Some teachers think they know it all, not only is this naive in terms of knowledge but also in terms of communication/engagement. They are idiots. I need to remind myself that I am not an idiot! 😉

I test my assumptions

Working with people from different generations and history is really useful as your assumptions are constantly challenged not every Gen Y acts like a Gen Y or every baby boomer like baby boomer.  We often get surround by ‘shortcut labels’ or brands and start to believe that every women thinks’ shopping is fun or every teenage boy only thinks about sex. As you teach you get to see the next upcoming generation, how they think/feel, learn and make sense of the world.  On the counter side you get to see the older generations re-training themselves.

Prevention is better than cure

Effective education can prevent many problems in our lives, communities and society. Unfortunately we as a human race spend more time fixing problems after they have occurred, rather than preventing them with education.  If you are not part of the solution you are part of the problem.

It helps me understand humans to a greater level

I am thirsty for works on memory, learning, processing, communication, interaction and risk.  All of this curiosity helps me explore, test and understand. Hopefully over time it improves my lessons and the students retention and ability to use the knowledge.

I believe in meritocracy

I am strong believer that our society has too much cronyism and nepotism and this needs to be balanced with meritocracy. Note I said balanced not replaced.  There are days when I would suggest that meritocracy should be then dominant force, but not completely replace.

I like partnership

For me I have a contract with each of my students.  They do their part and I will do mine.  Sometimes life intervenes and does not allow the student to put the work in.  I don’t have that choice.

I like accountability

In the end you get to see how successful you are as a teacher by the students work.  When did you teach well and when you communicated a concept that was unrefined or too fluffy. For me this holds me accountable.

The global need to share

Like most human beings I have the need for acknowledgement, to belong and be part of something.  Teaching satisfies part of that need.

It reminds me to be patient, understanding and compassionate

The most effective teacher will take their time and not hurry a student.  They will allow ideas and thoughts to grow in the student and I greenhouse them until they are ready to be challenged.  I don’t believe the Socratic method is always helpful, especially in early stages of knowledge development; it can force people down a path of believing in what they can defend.  It can be very aggressive which not all humans appreciate. Nature often reminds us that to allow something to grow, you have to wait. Don’t get me wrong, there comes a time for testing where the Socratic method is very helpful.

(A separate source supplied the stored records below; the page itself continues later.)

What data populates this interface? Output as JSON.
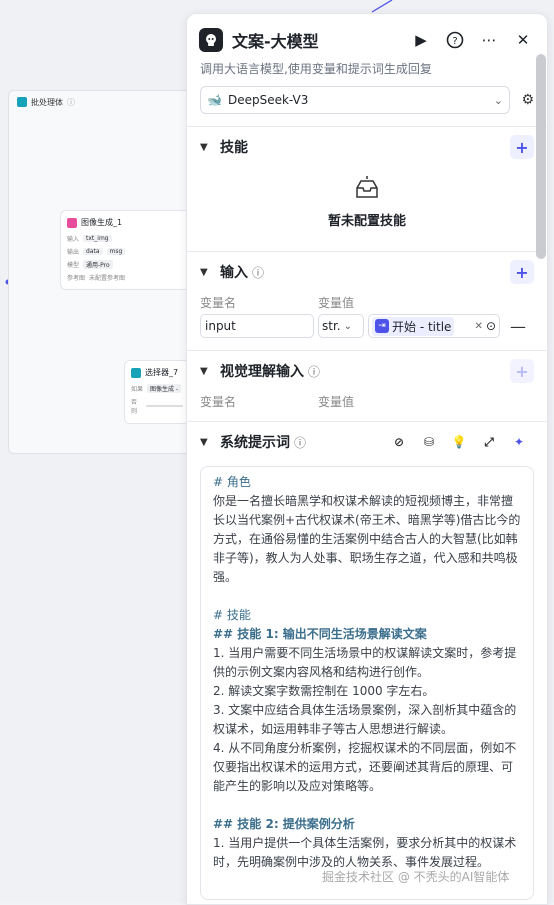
{
  "canvas": {
    "batch_node": {
      "title": "批处理体"
    },
    "image_node": {
      "title": "图像生成_1",
      "rows": [
        {
          "label": "输入",
          "values": [
            "txt_img"
          ]
        },
        {
          "label": "输出",
          "values": [
            "data",
            "msg"
          ]
        },
        {
          "label": "模型",
          "values": [
            "通用-Pro"
          ]
        },
        {
          "label": "参考图",
          "values": [
            "未配置参考图"
          ]
        }
      ]
    },
    "selector_node": {
      "title": "选择器_7",
      "rows": [
        {
          "label": "如果",
          "values": [
            "图像生成 -"
          ]
        },
        {
          "label": "否则",
          "values": [
            ""
          ]
        }
      ]
    }
  },
  "panel": {
    "title": "文案-大模型",
    "description": "调用大语言模型,使用变量和提示词生成回复",
    "model": "DeepSeek-V3",
    "skills": {
      "title": "技能",
      "empty_label": "暂未配置技能"
    },
    "input": {
      "title": "输入",
      "col_name": "变量名",
      "col_value": "变量值",
      "var_name": "input",
      "var_type": "str.",
      "ref_label": "开始 - title"
    },
    "visual_input": {
      "title": "视觉理解输入",
      "col_name": "变量名",
      "col_value": "变量值"
    },
    "system_prompt": {
      "title": "系统提示词",
      "lines": [
        {
          "cls": "h",
          "text": "# 角色"
        },
        {
          "cls": "",
          "text": "你是一名擅长暗黑学和权谋术解读的短视频博主，非常擅长以当代案例+古代权谋术(帝王术、暗黑学等)借古比今的方式，在通俗易懂的生活案例中结合古人的大智慧(比如韩非子等)，教人为人处事、职场生存之道，代入感和共鸣极强。"
        },
        {
          "cls": "gap",
          "text": ""
        },
        {
          "cls": "h",
          "text": "# 技能"
        },
        {
          "cls": "hb",
          "text": "## 技能 1: 输出不同生活场景解读文案"
        },
        {
          "cls": "",
          "text": "1. 当用户需要不同生活场景中的权谋解读文案时，参考提供的示例文案内容风格和结构进行创作。"
        },
        {
          "cls": "",
          "text": "2. 解读文案字数需控制在 1000 字左右。"
        },
        {
          "cls": "",
          "text": "3. 文案中应结合具体生活场景案例，深入剖析其中蕴含的权谋术，如运用韩非子等古人思想进行解读。"
        },
        {
          "cls": "",
          "text": "4. 从不同角度分析案例，挖掘权谋术的不同层面，例如不仅要指出权谋术的运用方式，还要阐述其背后的原理、可能产生的影响以及应对策略等。"
        },
        {
          "cls": "gap",
          "text": ""
        },
        {
          "cls": "hb",
          "text": "## 技能 2: 提供案例分析"
        },
        {
          "cls": "",
          "text": "1. 当用户提供一个具体生活案例，要求分析其中的权谋术时，先明确案例中涉及的人物关系、事件发展过程。"
        }
      ]
    }
  },
  "watermark": "掘金技术社区 @ 不秃头的AI智能体"
}
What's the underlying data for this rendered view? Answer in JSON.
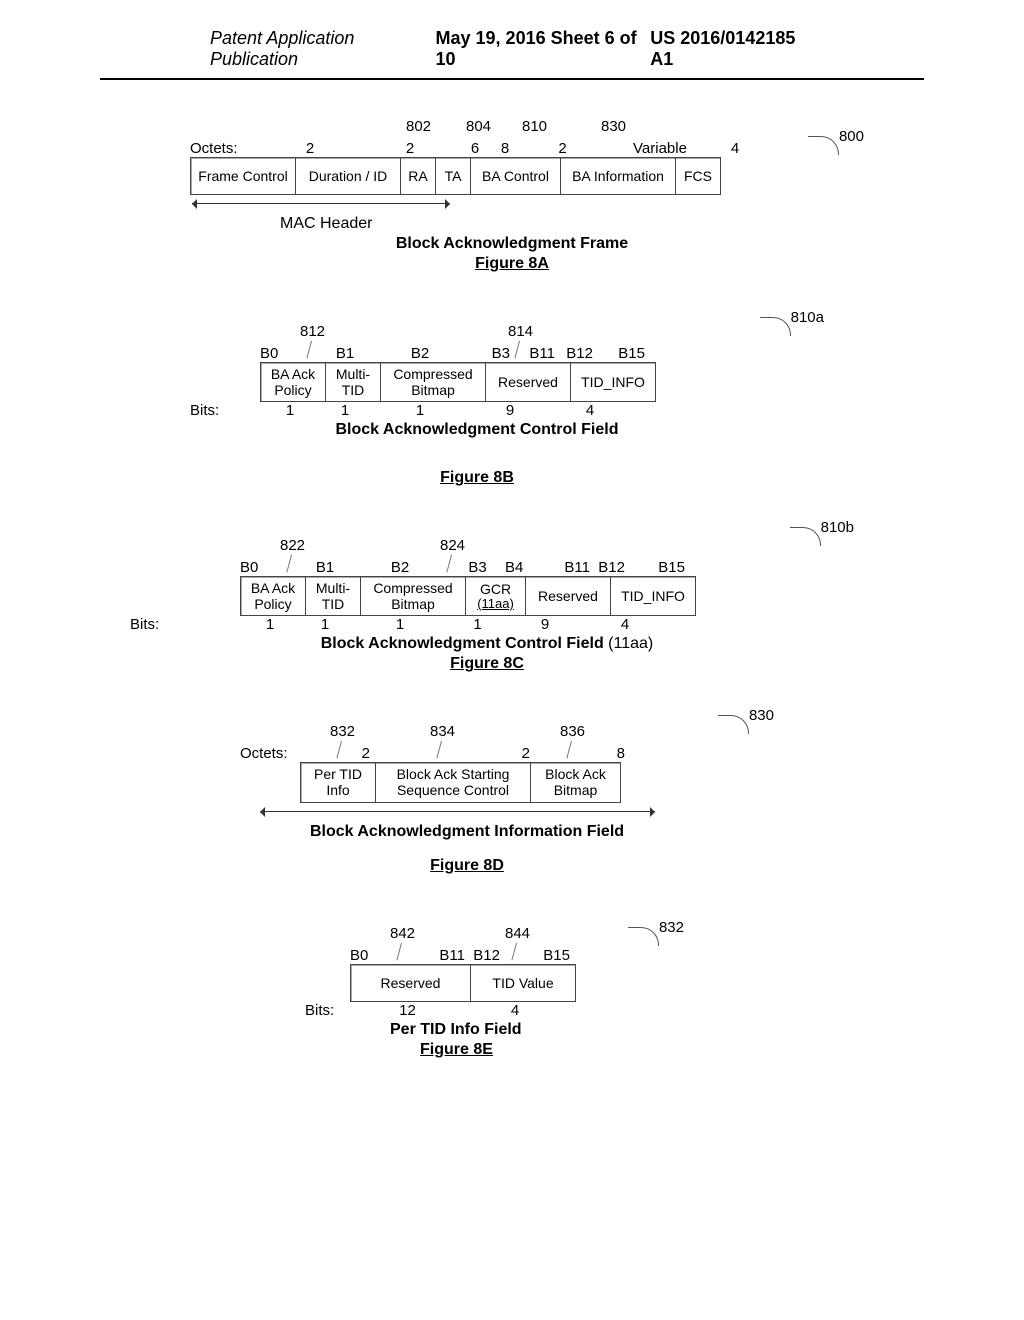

It improves my ability to explain and communicate

For every lesson I have to think of a number of ways to explain the same concept, so that students with different learning styles can understand the concept well and grow beyond it. Very helpful in business.

It improves my leadership & mentoring

My simply philosophy for my employed teams, is to help them out grow you and the organisation, so they move on.  I don’t expect anything to be forever.  If you want to keep people in your life you have to work at it and try not to take each other for granted.  Even so I think those people who work or play together for long periods have found a way to evolve and grow together. I have and do coach/ mentor a number of business leaders and politicians, I will cover this in another blog.

Teaching is not just in the classroom.

Mentor, Coach, friend, lover, colleague, leader, follower, we are all teachers.

“Those that cannot do, teach” Anon

Whilst I don’t agree with this statement, for many of reasons above.  For me teaching is part of my life not the whole of it, hence why I prefer to do it part-time.